The cuts are all energetic and slightly sinister, with the opening cut - Bruno Nicolai's theme for 1971's La Coda Dello Scorpione - being the most eerie of the bunch. All three of Stelvio Cipriani's themes for the La Polizia series are represented, as well, giving a nicely funky backbone to the entire compilation. The first side closes with a rather romantic number from Ennio Morricone. "Un Uomo Si E Dimesso," from The Black Belly of the Tarantula (also 1971), is breathy and jazzy, and ends up being reflected in the closing number of the second side.
After five cuts of intense and funky cuts from Nicolai, Cipriani, and Morricone, the album closes with Adriano Celentano's 1960 single "Furore," which is the absolutely epitome of slow-grind Italian rhythm and blues. It ends the album on a sexy note, and it's absolutely worth purchasing the six-song album just for it.
Granted, the tension loops are a nice touch, and the packaging is a further homage to the era which it's referencing. The limited edition of 500 comes on heavy-duty black 10-inch vinyl, and is housed in a heavy cardboard tip-on jacket. Factor in the fact that all six tracks were remastered, and this is definitely a must for giallo fans, and Italian soundtrack fans in general.
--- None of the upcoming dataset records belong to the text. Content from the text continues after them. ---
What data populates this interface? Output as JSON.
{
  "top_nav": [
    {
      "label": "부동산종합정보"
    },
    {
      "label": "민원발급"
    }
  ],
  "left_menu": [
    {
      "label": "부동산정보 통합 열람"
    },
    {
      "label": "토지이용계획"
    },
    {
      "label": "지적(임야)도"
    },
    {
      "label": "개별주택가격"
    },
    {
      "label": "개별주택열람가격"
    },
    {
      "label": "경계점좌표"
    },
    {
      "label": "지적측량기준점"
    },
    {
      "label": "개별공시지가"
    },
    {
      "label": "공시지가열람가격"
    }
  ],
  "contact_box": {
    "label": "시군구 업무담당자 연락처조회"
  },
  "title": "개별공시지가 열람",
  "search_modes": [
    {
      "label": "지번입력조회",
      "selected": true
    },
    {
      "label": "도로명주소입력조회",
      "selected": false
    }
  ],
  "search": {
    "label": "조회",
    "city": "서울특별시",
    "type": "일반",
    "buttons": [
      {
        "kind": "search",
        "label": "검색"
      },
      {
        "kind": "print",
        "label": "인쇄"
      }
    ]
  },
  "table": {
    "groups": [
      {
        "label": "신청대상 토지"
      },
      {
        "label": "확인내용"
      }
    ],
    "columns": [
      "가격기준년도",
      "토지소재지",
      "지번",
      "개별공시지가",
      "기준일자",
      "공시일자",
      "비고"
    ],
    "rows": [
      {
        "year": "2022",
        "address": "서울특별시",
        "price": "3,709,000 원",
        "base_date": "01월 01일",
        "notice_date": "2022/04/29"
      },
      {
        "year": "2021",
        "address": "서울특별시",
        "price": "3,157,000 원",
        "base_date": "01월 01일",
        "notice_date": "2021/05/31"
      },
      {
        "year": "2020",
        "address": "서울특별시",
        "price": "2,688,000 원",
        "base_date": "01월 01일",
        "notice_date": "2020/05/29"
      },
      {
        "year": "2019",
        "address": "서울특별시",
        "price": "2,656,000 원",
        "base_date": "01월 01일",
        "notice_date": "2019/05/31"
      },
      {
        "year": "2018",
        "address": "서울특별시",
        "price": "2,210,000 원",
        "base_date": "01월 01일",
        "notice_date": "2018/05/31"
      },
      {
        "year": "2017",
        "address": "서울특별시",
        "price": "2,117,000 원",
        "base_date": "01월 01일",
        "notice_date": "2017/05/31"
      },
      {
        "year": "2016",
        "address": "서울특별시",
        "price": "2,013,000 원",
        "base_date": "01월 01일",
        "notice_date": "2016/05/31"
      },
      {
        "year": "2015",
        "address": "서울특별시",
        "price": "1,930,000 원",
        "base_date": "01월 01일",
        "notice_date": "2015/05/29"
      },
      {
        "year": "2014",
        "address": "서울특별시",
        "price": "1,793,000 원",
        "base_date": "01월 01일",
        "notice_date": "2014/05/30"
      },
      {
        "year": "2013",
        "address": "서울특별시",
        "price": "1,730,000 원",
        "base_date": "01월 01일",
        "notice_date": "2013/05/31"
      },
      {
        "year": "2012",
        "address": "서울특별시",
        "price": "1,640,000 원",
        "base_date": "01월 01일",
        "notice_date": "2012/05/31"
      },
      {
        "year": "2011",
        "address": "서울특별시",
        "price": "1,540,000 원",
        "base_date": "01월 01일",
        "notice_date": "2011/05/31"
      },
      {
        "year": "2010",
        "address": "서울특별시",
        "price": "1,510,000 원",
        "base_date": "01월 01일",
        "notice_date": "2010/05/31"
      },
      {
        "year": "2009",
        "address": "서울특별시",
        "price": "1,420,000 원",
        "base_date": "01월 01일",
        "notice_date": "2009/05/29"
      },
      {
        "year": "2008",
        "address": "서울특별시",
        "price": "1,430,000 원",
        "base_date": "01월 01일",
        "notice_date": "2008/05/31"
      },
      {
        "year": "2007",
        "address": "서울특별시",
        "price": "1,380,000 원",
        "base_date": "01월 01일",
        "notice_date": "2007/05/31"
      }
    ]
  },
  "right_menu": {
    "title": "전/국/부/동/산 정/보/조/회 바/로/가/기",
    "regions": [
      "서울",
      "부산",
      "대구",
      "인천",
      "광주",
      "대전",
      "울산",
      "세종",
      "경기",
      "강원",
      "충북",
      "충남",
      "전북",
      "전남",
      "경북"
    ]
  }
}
AMER (2009) / COMPOSER: BRUNO NICOLAI, STELVIO CIPRIANI, ENNIO MORRICONE, & ADRIANO CELENTANO / LABEL: WE RELEASE WHATEVER THE FUCK WE WANT RECORDS / RELEASE: OUT NOW